- Problem to work on -
From the entries below, copy every line where the string "icon" appears.

- Information supplied -

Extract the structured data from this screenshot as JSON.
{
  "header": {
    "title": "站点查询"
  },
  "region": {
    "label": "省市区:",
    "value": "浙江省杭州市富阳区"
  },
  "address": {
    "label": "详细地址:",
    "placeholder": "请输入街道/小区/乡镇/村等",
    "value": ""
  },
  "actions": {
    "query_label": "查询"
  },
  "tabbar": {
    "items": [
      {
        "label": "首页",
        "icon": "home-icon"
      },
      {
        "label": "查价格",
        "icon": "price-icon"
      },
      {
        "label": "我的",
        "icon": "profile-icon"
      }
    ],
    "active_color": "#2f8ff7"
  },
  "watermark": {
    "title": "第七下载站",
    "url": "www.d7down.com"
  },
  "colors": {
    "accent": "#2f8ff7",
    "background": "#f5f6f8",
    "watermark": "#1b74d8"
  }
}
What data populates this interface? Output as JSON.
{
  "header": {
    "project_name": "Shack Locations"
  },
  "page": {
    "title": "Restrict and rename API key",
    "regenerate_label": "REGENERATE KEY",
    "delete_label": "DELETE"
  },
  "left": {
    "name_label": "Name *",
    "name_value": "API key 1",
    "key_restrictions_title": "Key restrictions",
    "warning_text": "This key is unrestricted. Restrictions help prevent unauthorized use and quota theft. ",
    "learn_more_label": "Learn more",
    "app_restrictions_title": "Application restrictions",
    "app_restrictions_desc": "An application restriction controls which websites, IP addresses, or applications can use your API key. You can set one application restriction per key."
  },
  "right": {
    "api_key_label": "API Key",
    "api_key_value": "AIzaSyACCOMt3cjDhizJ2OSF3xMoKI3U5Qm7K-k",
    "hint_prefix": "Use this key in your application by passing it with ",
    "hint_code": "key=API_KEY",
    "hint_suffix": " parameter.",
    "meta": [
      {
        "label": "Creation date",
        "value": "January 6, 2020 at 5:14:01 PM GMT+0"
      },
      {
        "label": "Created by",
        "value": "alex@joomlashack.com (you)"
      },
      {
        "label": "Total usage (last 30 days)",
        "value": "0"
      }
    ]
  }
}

- Exercise response -
        "icon": "home-icon"
        "icon": "price-icon"
        "icon": "profile-icon"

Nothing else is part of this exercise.